Communications and technology
The Internet was born in Cambridge: we've been wired around here. In the coming years, look for our wired city to finally go wireless. "Boston's getting huge for mobile," says Peekaboo Mobile founder Ben Dolgoff, whose start-up service uses GPS to avail food and shopping discounts on the fly. "It's amazing how much we've all done in the past year alone." He's not kidding; there are more than 200 mobile companies headquartered in the area, including the Cambridge-based SCVNGR, biting at FourSquare's heels, and CheXout and Fig Card, which are turning cell phones into debit cards.
For its part, the city is enabling programmers to manipulate public information. Thanks to the availability of MBTA GPS coordinates, riders can now track most trains and buses with the Catch the T iPhone app, while with Citizens Connect 2.0, iPhone and Android users can report things like late trash removal directly from their handheld devices. And Dan Zarrella, a local social-media and marketing wiz who guides the Citizens' Committee on Boston's Future on tech issues, plans to help launch a contest for developers to power practical mobile apps with city info. "The possibilities are endless," says Zarrella.
Government and politics
Even in the future, everything will still hedge on politics. It's anyone's guess where power will shift if and when the juice leaves Menino's Hyde Park. But the City Hall insider consensus is that South Boston, with its stream of incoming yuppies, will grow more liberal, as will Jamaica Plain, if that's even possible. West Roxbury, it's assumed, will only move to the left so far as new young homeowners nudge it.

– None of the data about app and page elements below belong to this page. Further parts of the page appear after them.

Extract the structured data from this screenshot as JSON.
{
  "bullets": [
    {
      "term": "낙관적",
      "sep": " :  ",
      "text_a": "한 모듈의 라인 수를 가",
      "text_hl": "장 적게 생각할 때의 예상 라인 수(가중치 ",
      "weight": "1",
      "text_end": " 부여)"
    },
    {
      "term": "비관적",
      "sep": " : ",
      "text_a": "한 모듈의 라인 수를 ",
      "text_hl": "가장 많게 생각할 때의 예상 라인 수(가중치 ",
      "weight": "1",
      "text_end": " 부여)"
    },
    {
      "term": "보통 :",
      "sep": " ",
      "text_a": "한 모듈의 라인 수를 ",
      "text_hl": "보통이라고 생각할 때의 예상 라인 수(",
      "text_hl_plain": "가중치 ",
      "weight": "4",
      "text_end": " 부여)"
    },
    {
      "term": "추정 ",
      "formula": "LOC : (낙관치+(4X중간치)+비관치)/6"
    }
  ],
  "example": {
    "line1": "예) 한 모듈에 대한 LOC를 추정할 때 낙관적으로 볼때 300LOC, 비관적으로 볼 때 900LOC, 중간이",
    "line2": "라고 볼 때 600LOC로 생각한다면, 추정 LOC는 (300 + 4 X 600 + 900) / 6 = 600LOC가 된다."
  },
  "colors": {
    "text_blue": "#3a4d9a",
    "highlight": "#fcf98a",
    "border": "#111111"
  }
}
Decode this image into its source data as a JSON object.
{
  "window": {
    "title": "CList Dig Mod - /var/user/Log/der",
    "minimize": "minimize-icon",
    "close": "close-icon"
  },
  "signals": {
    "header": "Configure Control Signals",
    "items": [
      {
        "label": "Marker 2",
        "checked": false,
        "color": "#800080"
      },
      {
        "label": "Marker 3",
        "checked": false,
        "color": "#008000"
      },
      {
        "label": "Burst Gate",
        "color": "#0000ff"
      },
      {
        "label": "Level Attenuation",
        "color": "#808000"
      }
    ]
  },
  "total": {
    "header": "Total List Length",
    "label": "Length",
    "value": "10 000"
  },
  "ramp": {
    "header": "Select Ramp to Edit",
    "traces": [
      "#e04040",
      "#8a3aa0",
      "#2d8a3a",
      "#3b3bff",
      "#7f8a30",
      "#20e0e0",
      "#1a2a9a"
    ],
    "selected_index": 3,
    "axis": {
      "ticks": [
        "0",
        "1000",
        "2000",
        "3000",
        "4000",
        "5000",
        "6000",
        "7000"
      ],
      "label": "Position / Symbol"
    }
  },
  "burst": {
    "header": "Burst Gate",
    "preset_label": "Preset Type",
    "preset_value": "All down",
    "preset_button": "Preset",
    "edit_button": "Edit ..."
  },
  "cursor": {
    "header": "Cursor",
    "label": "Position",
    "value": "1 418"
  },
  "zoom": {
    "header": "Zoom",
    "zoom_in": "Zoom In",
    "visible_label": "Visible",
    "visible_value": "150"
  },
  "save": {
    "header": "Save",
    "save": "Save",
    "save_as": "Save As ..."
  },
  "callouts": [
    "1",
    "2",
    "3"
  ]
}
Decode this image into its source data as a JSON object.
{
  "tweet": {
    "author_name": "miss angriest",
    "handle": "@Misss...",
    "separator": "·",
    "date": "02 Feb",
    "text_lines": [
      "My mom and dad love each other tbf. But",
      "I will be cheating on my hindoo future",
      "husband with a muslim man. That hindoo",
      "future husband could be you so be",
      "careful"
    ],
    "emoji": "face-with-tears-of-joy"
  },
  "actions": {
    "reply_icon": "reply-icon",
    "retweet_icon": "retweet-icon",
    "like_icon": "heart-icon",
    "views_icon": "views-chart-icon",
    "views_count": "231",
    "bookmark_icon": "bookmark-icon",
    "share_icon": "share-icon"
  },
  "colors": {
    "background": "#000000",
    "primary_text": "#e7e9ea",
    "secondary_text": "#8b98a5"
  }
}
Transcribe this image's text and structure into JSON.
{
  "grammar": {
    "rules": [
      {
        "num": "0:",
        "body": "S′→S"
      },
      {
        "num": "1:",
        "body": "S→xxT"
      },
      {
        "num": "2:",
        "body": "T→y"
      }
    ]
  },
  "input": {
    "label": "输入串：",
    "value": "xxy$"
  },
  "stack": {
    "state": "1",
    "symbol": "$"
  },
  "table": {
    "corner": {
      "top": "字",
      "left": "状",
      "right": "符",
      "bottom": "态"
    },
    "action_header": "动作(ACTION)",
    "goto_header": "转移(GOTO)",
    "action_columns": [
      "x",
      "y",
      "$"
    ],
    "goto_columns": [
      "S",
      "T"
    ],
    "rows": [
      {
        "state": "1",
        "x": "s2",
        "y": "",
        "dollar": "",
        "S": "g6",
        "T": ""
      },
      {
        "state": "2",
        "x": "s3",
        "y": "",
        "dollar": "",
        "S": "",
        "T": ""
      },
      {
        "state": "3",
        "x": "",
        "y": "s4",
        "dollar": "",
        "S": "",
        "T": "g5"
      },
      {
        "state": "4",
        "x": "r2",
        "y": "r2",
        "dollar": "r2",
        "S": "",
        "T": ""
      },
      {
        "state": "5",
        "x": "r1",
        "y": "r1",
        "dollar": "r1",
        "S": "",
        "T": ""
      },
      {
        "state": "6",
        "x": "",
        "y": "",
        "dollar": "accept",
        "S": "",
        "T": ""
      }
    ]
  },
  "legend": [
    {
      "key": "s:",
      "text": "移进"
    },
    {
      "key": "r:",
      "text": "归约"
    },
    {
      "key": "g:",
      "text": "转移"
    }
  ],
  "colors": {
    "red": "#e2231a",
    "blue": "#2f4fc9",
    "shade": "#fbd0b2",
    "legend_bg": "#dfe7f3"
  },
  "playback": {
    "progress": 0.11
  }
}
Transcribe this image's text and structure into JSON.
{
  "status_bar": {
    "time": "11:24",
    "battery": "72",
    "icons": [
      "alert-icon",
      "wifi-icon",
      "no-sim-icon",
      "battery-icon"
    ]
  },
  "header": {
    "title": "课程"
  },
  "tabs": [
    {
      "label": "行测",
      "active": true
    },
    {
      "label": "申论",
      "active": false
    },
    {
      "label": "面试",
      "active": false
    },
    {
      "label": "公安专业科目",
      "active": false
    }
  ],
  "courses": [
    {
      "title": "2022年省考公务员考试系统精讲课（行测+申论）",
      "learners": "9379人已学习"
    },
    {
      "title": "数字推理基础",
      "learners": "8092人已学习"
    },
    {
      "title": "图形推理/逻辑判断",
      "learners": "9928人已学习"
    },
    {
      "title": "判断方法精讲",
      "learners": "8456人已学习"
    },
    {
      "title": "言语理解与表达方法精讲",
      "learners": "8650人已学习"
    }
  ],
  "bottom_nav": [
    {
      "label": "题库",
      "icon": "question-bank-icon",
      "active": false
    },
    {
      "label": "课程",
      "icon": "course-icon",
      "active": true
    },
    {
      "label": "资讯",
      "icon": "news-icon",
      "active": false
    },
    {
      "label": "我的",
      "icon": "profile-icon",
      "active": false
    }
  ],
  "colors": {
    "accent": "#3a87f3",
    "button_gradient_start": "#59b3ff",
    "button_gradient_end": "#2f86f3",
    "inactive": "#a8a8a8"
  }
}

With that said, the overall face of Boston isn't changing much in terms of demographics; the US Census bureau recently reported that the Latino population, which had grown by more than 40 percent between 1990 and 2000, had since leveled off. Meanwhile, the significant Carribean community was in slow decline — at least before the Haitian quake. Still, politics is a numbers game, and participation trumps sheer population every time.
"There's a new power rising in East Boston," according to political consultant Jim Spencer, president of The Campaign Network. "There was a time in history when it was a huge Italian voting power, and Eastie now has the density to become a Latino voting power. It's only a matter of time — you can quote me on that one. In fact, there's only one thing that I'm not willing to predict, and that's how many more times the mayor might run for office."
Chris Faraone can be reached at firstname.lastname@example.org.